Instructions for the task: Could you set down every record exactly as it appears?

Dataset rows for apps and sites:
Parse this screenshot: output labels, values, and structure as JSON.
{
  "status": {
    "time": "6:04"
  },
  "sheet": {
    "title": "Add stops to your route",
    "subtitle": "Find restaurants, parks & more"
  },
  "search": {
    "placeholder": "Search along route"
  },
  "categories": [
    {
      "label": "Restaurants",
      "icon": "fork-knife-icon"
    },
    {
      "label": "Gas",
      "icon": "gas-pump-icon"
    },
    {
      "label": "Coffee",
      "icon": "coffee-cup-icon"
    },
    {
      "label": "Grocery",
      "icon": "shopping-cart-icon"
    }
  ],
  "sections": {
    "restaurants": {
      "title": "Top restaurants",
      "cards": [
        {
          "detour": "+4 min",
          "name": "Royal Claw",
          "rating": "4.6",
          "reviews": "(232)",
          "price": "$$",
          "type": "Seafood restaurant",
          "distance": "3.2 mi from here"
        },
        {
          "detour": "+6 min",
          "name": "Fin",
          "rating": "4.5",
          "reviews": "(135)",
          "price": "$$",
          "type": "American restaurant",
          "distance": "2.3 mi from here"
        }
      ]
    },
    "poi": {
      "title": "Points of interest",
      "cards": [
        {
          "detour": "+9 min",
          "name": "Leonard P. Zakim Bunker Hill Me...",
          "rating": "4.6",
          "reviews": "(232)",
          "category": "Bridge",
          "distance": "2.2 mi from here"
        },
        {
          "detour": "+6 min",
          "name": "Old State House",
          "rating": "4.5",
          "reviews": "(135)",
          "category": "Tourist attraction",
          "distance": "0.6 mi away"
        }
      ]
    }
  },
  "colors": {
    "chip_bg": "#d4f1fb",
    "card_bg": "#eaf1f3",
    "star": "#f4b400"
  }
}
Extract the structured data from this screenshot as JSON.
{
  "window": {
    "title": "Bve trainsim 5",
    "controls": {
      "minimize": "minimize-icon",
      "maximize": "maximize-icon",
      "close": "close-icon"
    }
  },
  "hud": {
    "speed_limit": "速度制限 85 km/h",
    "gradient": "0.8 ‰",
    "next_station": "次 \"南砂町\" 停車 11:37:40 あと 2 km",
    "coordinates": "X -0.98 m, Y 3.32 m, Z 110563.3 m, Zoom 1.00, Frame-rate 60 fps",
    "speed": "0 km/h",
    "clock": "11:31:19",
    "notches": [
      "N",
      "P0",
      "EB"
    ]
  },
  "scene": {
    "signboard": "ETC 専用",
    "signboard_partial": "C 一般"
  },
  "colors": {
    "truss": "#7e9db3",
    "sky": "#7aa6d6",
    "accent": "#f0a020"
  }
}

Result for this task:
Parse this screenshot: output labels, values, and structure as JSON.
{
  "status": {
    "time": "6:04"
  },
  "sheet": {
    "title": "Add stops to your route",
    "subtitle": "Find restaurants, parks & more"
  },
  "search": {
    "placeholder": "Search along route"
  },
  "categories": [
    {
      "label": "Restaurants",
      "icon": "fork-knife-icon"
    },
    {
      "label": "Gas",
      "icon": "gas-pump-icon"
    },
    {
      "label": "Coffee",
      "icon": "coffee-cup-icon"
    },
    {
      "label": "Grocery",
      "icon": "shopping-cart-icon"
    }
  ],
  "sections": {
    "restaurants": {
      "title": "Top restaurants",
      "cards": [
        {
          "detour": "+4 min",
          "name": "Royal Claw",
          "rating": "4.6",
          "reviews": "(232)",
          "price": "$$",
          "type": "Seafood restaurant",
          "distance": "3.2 mi from here"
        },
        {
          "detour": "+6 min",
          "name": "Fin",
          "rating": "4.5",
          "reviews": "(135)",
          "price": "$$",
          "type": "American restaurant",
          "distance": "2.3 mi from here"
        }
      ]
    },
    "poi": {
      "title": "Points of interest",
      "cards": [
        {
          "detour": "+9 min",
          "name": "Leonard P. Zakim Bunker Hill Me...",
          "rating": "4.6",
          "reviews": "(232)",
          "category": "Bridge",
          "distance": "2.2 mi from here"
        },
        {
          "detour": "+6 min",
          "name": "Old State House",
          "rating": "4.5",
          "reviews": "(135)",
          "category": "Tourist attraction",
          "distance": "0.6 mi away"
        }
      ]
    }
  },
  "colors": {
    "chip_bg": "#d4f1fb",
    "card_bg": "#eaf1f3",
    "star": "#f4b400"
  }
}
Extract the structured data from this screenshot as JSON.
{
  "window": {
    "title": "Bve trainsim 5",
    "controls": {
      "minimize": "minimize-icon",
      "maximize": "maximize-icon",
      "close": "close-icon"
    }
  },
  "hud": {
    "speed_limit": "速度制限 85 km/h",
    "gradient": "0.8 ‰",
    "next_station": "次 \"南砂町\" 停車 11:37:40 あと 2 km",
    "coordinates": "X -0.98 m, Y 3.32 m, Z 110563.3 m, Zoom 1.00, Frame-rate 60 fps",
    "speed": "0 km/h",
    "clock": "11:31:19",
    "notches": [
      "N",
      "P0",
      "EB"
    ]
  },
  "scene": {
    "signboard": "ETC 専用",
    "signboard_partial": "C 一般"
  },
  "colors": {
    "truss": "#7e9db3",
    "sky": "#7aa6d6",
    "accent": "#f0a020"
  }
}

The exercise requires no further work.